**Provided material**
▼▼▼

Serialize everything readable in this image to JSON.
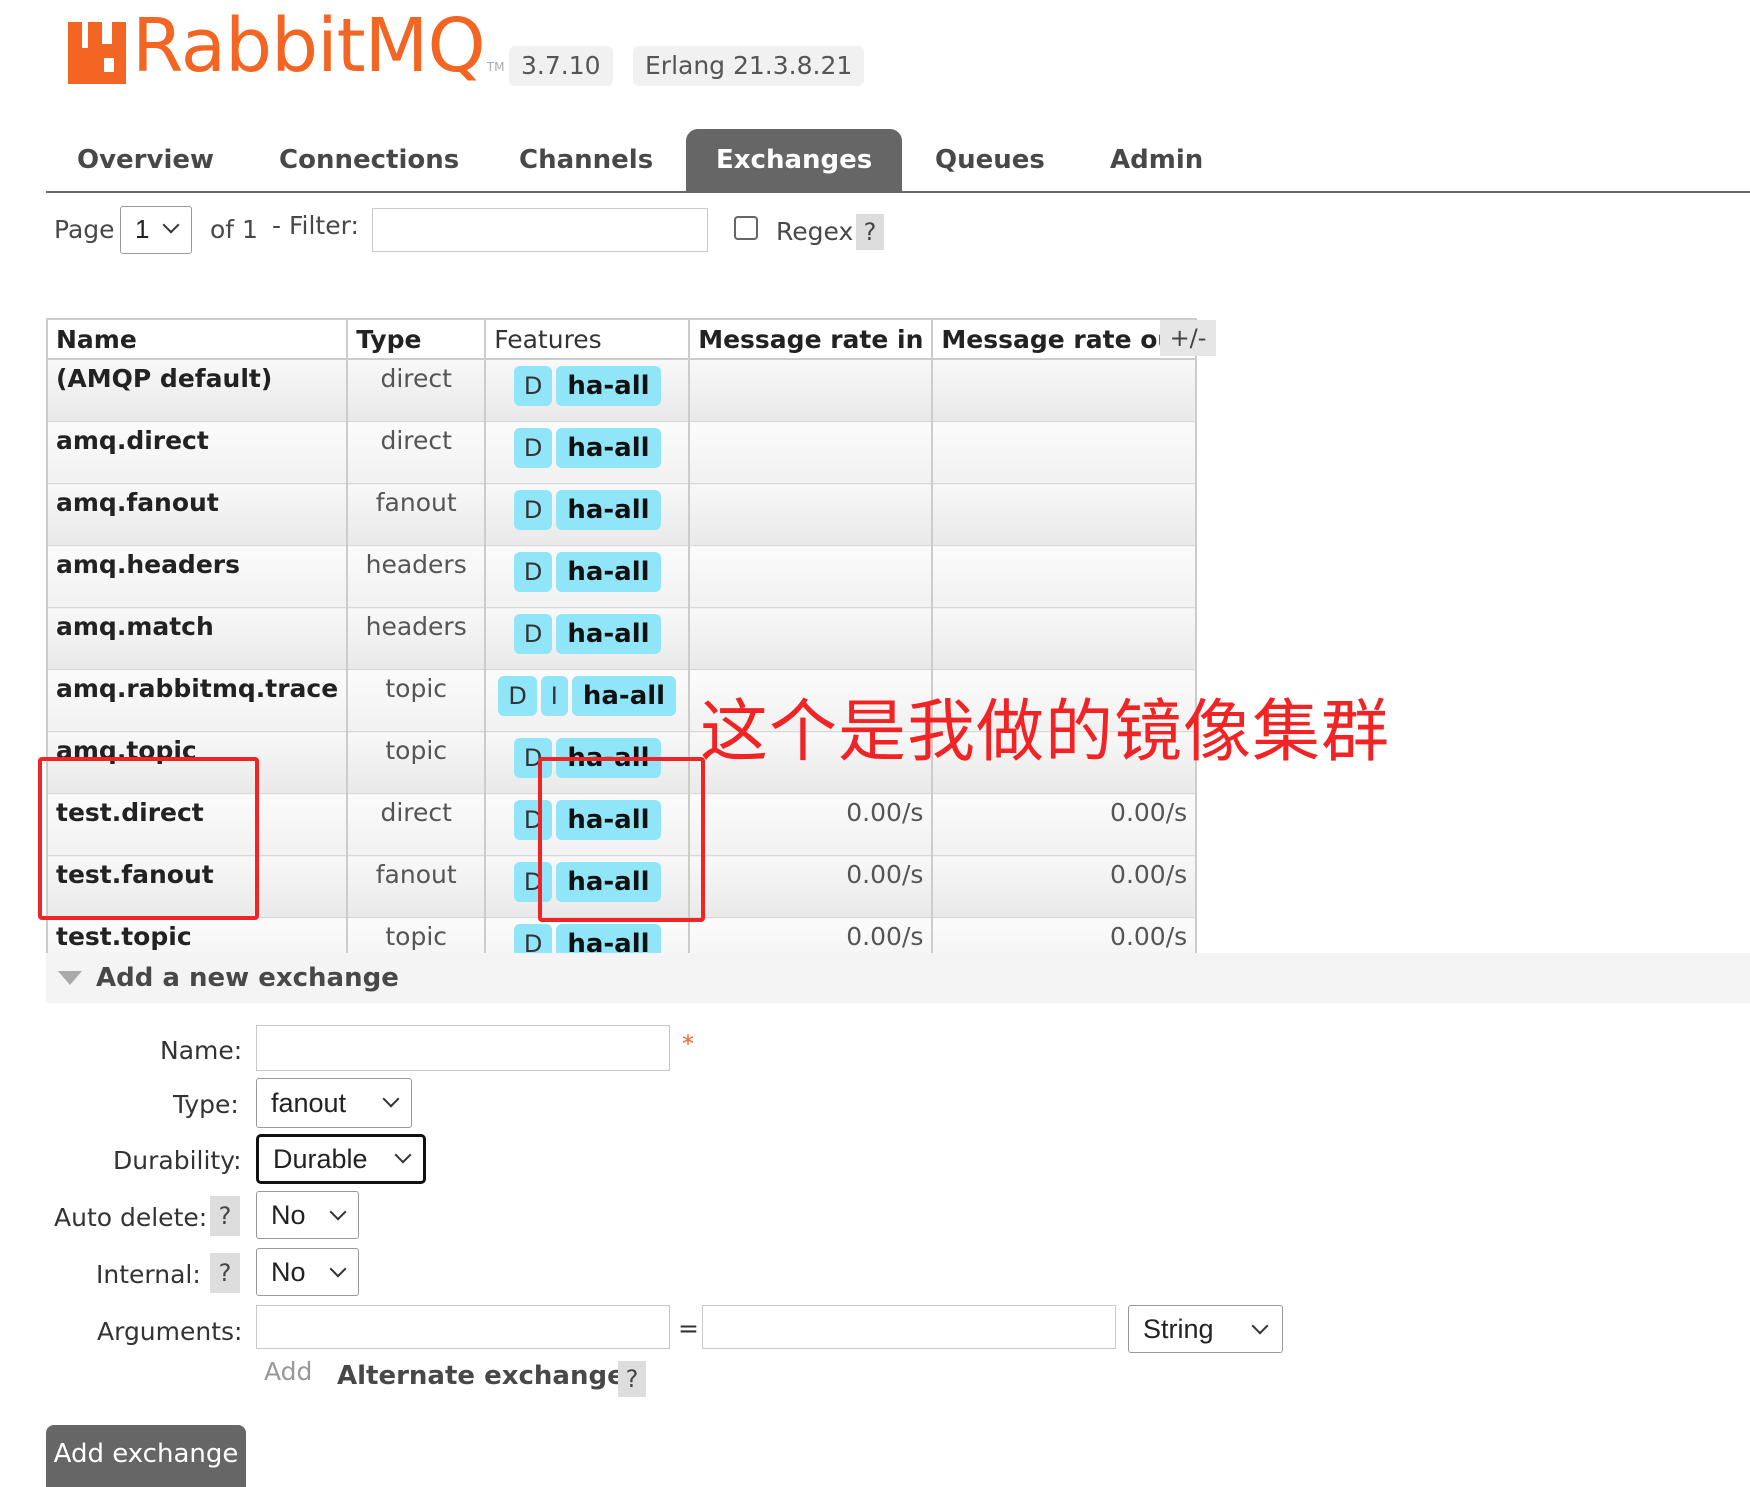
{
  "header": {
    "brand": "RabbitMQ",
    "trademark": "TM",
    "version": "3.7.10",
    "erlang": "Erlang 21.3.8.21",
    "brand_color": "#f26522"
  },
  "tabs": [
    {
      "label": "Overview",
      "active": false
    },
    {
      "label": "Connections",
      "active": false
    },
    {
      "label": "Channels",
      "active": false
    },
    {
      "label": "Exchanges",
      "active": true
    },
    {
      "label": "Queues",
      "active": false
    },
    {
      "label": "Admin",
      "active": false
    }
  ],
  "paging": {
    "page_label": "Page",
    "page_value": "1",
    "of_label": "of 1",
    "filter_label": "- Filter:",
    "filter_value": "",
    "regex_label": "Regex",
    "regex_checked": false,
    "help": "?"
  },
  "table": {
    "columns": [
      "Name",
      "Type",
      "Features",
      "Message rate in",
      "Message rate out"
    ],
    "plus_minus": "+/-",
    "rows": [
      {
        "name": "(AMQP default)",
        "type": "direct",
        "features": [
          "D"
        ],
        "policy": "ha-all",
        "rate_in": "",
        "rate_out": ""
      },
      {
        "name": "amq.direct",
        "type": "direct",
        "features": [
          "D"
        ],
        "policy": "ha-all",
        "rate_in": "",
        "rate_out": ""
      },
      {
        "name": "amq.fanout",
        "type": "fanout",
        "features": [
          "D"
        ],
        "policy": "ha-all",
        "rate_in": "",
        "rate_out": ""
      },
      {
        "name": "amq.headers",
        "type": "headers",
        "features": [
          "D"
        ],
        "policy": "ha-all",
        "rate_in": "",
        "rate_out": ""
      },
      {
        "name": "amq.match",
        "type": "headers",
        "features": [
          "D"
        ],
        "policy": "ha-all",
        "rate_in": "",
        "rate_out": ""
      },
      {
        "name": "amq.rabbitmq.trace",
        "type": "topic",
        "features": [
          "D",
          "I"
        ],
        "policy": "ha-all",
        "rate_in": "",
        "rate_out": ""
      },
      {
        "name": "amq.topic",
        "type": "topic",
        "features": [
          "D"
        ],
        "policy": "ha-all",
        "rate_in": "",
        "rate_out": ""
      },
      {
        "name": "test.direct",
        "type": "direct",
        "features": [
          "D"
        ],
        "policy": "ha-all",
        "rate_in": "0.00/s",
        "rate_out": "0.00/s"
      },
      {
        "name": "test.fanout",
        "type": "fanout",
        "features": [
          "D"
        ],
        "policy": "ha-all",
        "rate_in": "0.00/s",
        "rate_out": "0.00/s"
      },
      {
        "name": "test.topic",
        "type": "topic",
        "features": [
          "D"
        ],
        "policy": "ha-all",
        "rate_in": "0.00/s",
        "rate_out": "0.00/s"
      }
    ],
    "tag_color": "#90e5f8"
  },
  "annotation": {
    "text": "这个是我做的镜像集群",
    "color": "#f02424"
  },
  "add_exchange": {
    "section_title": "Add a new exchange",
    "name_label": "Name:",
    "name_value": "",
    "required_mark": "*",
    "type_label": "Type:",
    "type_value": "fanout",
    "durability_label": "Durability:",
    "durability_value": "Durable",
    "auto_delete_label": "Auto delete:",
    "auto_delete_value": "No",
    "internal_label": "Internal:",
    "internal_value": "No",
    "arguments_label": "Arguments:",
    "arguments_key": "",
    "arguments_equals": "=",
    "arguments_value": "",
    "arguments_type": "String",
    "add_link": "Add",
    "alternate_exchange": "Alternate exchange",
    "help": "?",
    "submit": "Add exchange"
  }
}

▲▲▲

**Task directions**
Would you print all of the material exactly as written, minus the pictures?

**Written answer**
Serialize everything readable in this image to JSON.
{
  "header": {
    "brand": "RabbitMQ",
    "trademark": "TM",
    "version": "3.7.10",
    "erlang": "Erlang 21.3.8.21",
    "brand_color": "#f26522"
  },
  "tabs": [
    {
      "label": "Overview",
      "active": false
    },
    {
      "label": "Connections",
      "active": false
    },
    {
      "label": "Channels",
      "active": false
    },
    {
      "label": "Exchanges",
      "active": true
    },
    {
      "label": "Queues",
      "active": false
    },
    {
      "label": "Admin",
      "active": false
    }
  ],
  "paging": {
    "page_label": "Page",
    "page_value": "1",
    "of_label": "of 1",
    "filter_label": "- Filter:",
    "filter_value": "",
    "regex_label": "Regex",
    "regex_checked": false,
    "help": "?"
  },
  "table": {
    "columns": [
      "Name",
      "Type",
      "Features",
      "Message rate in",
      "Message rate out"
    ],
    "plus_minus": "+/-",
    "rows": [
      {
        "name": "(AMQP default)",
        "type": "direct",
        "features": [
          "D"
        ],
        "policy": "ha-all",
        "rate_in": "",
        "rate_out": ""
      },
      {
        "name": "amq.direct",
        "type": "direct",
        "features": [
          "D"
        ],
        "policy": "ha-all",
        "rate_in": "",
        "rate_out": ""
      },
      {
        "name": "amq.fanout",
        "type": "fanout",
        "features": [
          "D"
        ],
        "policy": "ha-all",
        "rate_in": "",
        "rate_out": ""
      },
      {
        "name": "amq.headers",
        "type": "headers",
        "features": [
          "D"
        ],
        "policy": "ha-all",
        "rate_in": "",
        "rate_out": ""
      },
      {
        "name": "amq.match",
        "type": "headers",
        "features": [
          "D"
        ],
        "policy": "ha-all",
        "rate_in": "",
        "rate_out": ""
      },
      {
        "name": "amq.rabbitmq.trace",
        "type": "topic",
        "features": [
          "D",
          "I"
        ],
        "policy": "ha-all",
        "rate_in": "",
        "rate_out": ""
      },
      {
        "name": "amq.topic",
        "type": "topic",
        "features": [
          "D"
        ],
        "policy": "ha-all",
        "rate_in": "",
        "rate_out": ""
      },
      {
        "name": "test.direct",
        "type": "direct",
        "features": [
          "D"
        ],
        "policy": "ha-all",
        "rate_in": "0.00/s",
        "rate_out": "0.00/s"
      },
      {
        "name": "test.fanout",
        "type": "fanout",
        "features": [
          "D"
        ],
        "policy": "ha-all",
        "rate_in": "0.00/s",
        "rate_out": "0.00/s"
      },
      {
        "name": "test.topic",
        "type": "topic",
        "features": [
          "D"
        ],
        "policy": "ha-all",
        "rate_in": "0.00/s",
        "rate_out": "0.00/s"
      }
    ],
    "tag_color": "#90e5f8"
  },
  "annotation": {
    "text": "这个是我做的镜像集群",
    "color": "#f02424"
  },
  "add_exchange": {
    "section_title": "Add a new exchange",
    "name_label": "Name:",
    "name_value": "",
    "required_mark": "*",
    "type_label": "Type:",
    "type_value": "fanout",
    "durability_label": "Durability:",
    "durability_value": "Durable",
    "auto_delete_label": "Auto delete:",
    "auto_delete_value": "No",
    "internal_label": "Internal:",
    "internal_value": "No",
    "arguments_label": "Arguments:",
    "arguments_key": "",
    "arguments_equals": "=",
    "arguments_value": "",
    "arguments_type": "String",
    "add_link": "Add",
    "alternate_exchange": "Alternate exchange",
    "help": "?",
    "submit": "Add exchange"
  }
}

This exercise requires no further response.